> TRY IT
Nothing should be left out: repeat all the data exactly.

Component data from apps and pages:
========================================

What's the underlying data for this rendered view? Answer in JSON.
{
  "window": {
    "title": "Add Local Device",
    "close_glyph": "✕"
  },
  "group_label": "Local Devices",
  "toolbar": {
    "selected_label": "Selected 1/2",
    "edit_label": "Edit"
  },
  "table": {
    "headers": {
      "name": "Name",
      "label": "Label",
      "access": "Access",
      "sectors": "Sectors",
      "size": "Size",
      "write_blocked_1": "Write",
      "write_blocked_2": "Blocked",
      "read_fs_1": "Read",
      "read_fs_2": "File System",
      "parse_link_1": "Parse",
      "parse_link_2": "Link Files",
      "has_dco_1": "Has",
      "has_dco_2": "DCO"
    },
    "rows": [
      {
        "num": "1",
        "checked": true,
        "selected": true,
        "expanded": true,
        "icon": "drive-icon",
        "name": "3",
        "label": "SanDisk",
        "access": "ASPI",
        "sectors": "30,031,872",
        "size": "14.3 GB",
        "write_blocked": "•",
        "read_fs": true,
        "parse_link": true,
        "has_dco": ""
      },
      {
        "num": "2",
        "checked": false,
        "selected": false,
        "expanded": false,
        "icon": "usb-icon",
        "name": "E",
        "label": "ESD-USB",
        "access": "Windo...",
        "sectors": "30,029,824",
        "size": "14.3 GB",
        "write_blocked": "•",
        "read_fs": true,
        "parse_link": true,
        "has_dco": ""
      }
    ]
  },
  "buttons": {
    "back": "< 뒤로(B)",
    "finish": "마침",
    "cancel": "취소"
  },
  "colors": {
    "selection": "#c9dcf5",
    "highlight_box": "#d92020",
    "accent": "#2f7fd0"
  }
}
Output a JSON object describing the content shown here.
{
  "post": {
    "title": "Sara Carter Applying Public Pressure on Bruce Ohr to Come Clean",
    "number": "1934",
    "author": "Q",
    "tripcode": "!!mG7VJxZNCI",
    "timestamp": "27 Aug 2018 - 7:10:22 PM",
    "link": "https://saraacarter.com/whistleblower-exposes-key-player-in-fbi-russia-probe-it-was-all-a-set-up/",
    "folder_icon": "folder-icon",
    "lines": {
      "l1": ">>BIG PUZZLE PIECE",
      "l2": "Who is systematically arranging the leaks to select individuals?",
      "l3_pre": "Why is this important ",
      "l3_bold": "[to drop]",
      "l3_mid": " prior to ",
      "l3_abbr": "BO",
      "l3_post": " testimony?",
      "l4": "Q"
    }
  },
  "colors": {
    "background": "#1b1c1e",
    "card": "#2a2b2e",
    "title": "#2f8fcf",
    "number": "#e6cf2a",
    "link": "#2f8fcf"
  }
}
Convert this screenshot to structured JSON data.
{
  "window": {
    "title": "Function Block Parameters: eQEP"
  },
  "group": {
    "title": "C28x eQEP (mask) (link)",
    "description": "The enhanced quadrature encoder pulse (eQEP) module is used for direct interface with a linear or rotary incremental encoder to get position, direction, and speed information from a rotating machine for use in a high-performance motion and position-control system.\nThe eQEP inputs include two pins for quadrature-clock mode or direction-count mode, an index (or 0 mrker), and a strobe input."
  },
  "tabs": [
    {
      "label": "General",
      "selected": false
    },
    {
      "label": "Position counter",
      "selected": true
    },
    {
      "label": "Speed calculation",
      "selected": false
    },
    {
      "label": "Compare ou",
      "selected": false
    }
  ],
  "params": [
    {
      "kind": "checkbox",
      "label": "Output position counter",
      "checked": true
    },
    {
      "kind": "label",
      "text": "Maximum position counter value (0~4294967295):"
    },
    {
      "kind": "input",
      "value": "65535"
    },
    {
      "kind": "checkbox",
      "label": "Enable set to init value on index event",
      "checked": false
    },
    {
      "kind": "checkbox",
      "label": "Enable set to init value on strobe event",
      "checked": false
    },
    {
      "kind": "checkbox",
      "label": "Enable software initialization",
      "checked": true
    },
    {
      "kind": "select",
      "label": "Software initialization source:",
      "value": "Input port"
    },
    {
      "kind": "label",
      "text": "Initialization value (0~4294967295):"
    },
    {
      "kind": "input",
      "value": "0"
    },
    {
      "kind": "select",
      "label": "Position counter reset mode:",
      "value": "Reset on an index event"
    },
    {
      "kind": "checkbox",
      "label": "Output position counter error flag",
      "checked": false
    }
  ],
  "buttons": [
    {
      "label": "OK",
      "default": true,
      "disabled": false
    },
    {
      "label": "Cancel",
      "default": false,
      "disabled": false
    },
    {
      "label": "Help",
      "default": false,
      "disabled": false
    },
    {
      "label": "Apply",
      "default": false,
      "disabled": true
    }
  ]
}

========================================

> EXERCISE RESPONSE
What's the underlying data for this rendered view? Answer in JSON.
{
  "window": {
    "title": "Add Local Device",
    "close_glyph": "✕"
  },
  "group_label": "Local Devices",
  "toolbar": {
    "selected_label": "Selected 1/2",
    "edit_label": "Edit"
  },
  "table": {
    "headers": {
      "name": "Name",
      "label": "Label",
      "access": "Access",
      "sectors": "Sectors",
      "size": "Size",
      "write_blocked_1": "Write",
      "write_blocked_2": "Blocked",
      "read_fs_1": "Read",
      "read_fs_2": "File System",
      "parse_link_1": "Parse",
      "parse_link_2": "Link Files",
      "has_dco_1": "Has",
      "has_dco_2": "DCO"
    },
    "rows": [
      {
        "num": "1",
        "checked": true,
        "selected": true,
        "expanded": true,
        "icon": "drive-icon",
        "name": "3",
        "label": "SanDisk",
        "access": "ASPI",
        "sectors": "30,031,872",
        "size": "14.3 GB",
        "write_blocked": "•",
        "read_fs": true,
        "parse_link": true,
        "has_dco": ""
      },
      {
        "num": "2",
        "checked": false,
        "selected": false,
        "expanded": false,
        "icon": "usb-icon",
        "name": "E",
        "label": "ESD-USB",
        "access": "Windo...",
        "sectors": "30,029,824",
        "size": "14.3 GB",
        "write_blocked": "•",
        "read_fs": true,
        "parse_link": true,
        "has_dco": ""
      }
    ]
  },
  "buttons": {
    "back": "< 뒤로(B)",
    "finish": "마침",
    "cancel": "취소"
  },
  "colors": {
    "selection": "#c9dcf5",
    "highlight_box": "#d92020",
    "accent": "#2f7fd0"
  }
}
Output a JSON object describing the content shown here.
{
  "post": {
    "title": "Sara Carter Applying Public Pressure on Bruce Ohr to Come Clean",
    "number": "1934",
    "author": "Q",
    "tripcode": "!!mG7VJxZNCI",
    "timestamp": "27 Aug 2018 - 7:10:22 PM",
    "link": "https://saraacarter.com/whistleblower-exposes-key-player-in-fbi-russia-probe-it-was-all-a-set-up/",
    "folder_icon": "folder-icon",
    "lines": {
      "l1": ">>BIG PUZZLE PIECE",
      "l2": "Who is systematically arranging the leaks to select individuals?",
      "l3_pre": "Why is this important ",
      "l3_bold": "[to drop]",
      "l3_mid": " prior to ",
      "l3_abbr": "BO",
      "l3_post": " testimony?",
      "l4": "Q"
    }
  },
  "colors": {
    "background": "#1b1c1e",
    "card": "#2a2b2e",
    "title": "#2f8fcf",
    "number": "#e6cf2a",
    "link": "#2f8fcf"
  }
}
Convert this screenshot to structured JSON data.
{
  "window": {
    "title": "Function Block Parameters: eQEP"
  },
  "group": {
    "title": "C28x eQEP (mask) (link)",
    "description": "The enhanced quadrature encoder pulse (eQEP) module is used for direct interface with a linear or rotary incremental encoder to get position, direction, and speed information from a rotating machine for use in a high-performance motion and position-control system.\nThe eQEP inputs include two pins for quadrature-clock mode or direction-count mode, an index (or 0 mrker), and a strobe input."
  },
  "tabs": [
    {
      "label": "General",
      "selected": false
    },
    {
      "label": "Position counter",
      "selected": true
    },
    {
      "label": "Speed calculation",
      "selected": false
    },
    {
      "label": "Compare ou",
      "selected": false
    }
  ],
  "params": [
    {
      "kind": "checkbox",
      "label": "Output position counter",
      "checked": true
    },
    {
      "kind": "label",
      "text": "Maximum position counter value (0~4294967295):"
    },
    {
      "kind": "input",
      "value": "65535"
    },
    {
      "kind": "checkbox",
      "label": "Enable set to init value on index event",
      "checked": false
    },
    {
      "kind": "checkbox",
      "label": "Enable set to init value on strobe event",
      "checked": false
    },
    {
      "kind": "checkbox",
      "label": "Enable software initialization",
      "checked": true
    },
    {
      "kind": "select",
      "label": "Software initialization source:",
      "value": "Input port"
    },
    {
      "kind": "label",
      "text": "Initialization value (0~4294967295):"
    },
    {
      "kind": "input",
      "value": "0"
    },
    {
      "kind": "select",
      "label": "Position counter reset mode:",
      "value": "Reset on an index event"
    },
    {
      "kind": "checkbox",
      "label": "Output position counter error flag",
      "checked": false
    }
  ],
  "buttons": [
    {
      "label": "OK",
      "default": true,
      "disabled": false
    },
    {
      "label": "Cancel",
      "default": false,
      "disabled": false
    },
    {
      "label": "Help",
      "default": false,
      "disabled": false
    },
    {
      "label": "Apply",
      "default": false,
      "disabled": true
    }
  ]
}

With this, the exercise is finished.